Task description: Records follow. Pull out every line that contains "icon".

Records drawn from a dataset
== Segment start ==
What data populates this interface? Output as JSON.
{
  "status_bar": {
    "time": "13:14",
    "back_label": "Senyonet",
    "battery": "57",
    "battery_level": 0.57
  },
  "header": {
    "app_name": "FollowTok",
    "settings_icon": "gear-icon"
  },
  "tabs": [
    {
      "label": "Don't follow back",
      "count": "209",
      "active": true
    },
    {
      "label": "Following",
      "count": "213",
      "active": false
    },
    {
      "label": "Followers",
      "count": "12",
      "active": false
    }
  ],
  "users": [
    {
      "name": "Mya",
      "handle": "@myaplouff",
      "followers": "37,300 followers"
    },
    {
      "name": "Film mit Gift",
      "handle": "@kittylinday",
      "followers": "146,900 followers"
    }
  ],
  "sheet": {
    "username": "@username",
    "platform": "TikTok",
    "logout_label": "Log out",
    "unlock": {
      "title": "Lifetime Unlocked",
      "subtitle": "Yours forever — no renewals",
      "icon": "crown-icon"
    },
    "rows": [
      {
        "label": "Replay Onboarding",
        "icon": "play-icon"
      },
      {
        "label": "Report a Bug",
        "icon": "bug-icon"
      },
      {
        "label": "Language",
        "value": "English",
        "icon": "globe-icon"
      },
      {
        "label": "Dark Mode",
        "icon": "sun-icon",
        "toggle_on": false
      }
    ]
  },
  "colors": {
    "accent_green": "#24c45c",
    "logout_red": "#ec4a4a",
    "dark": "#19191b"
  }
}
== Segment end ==
Solution below:
    "settings_icon": "gear-icon"
      "icon": "crown-icon"
        "icon": "play-icon"
        "icon": "bug-icon"
        "icon": "globe-icon"
        "icon": "sun-icon",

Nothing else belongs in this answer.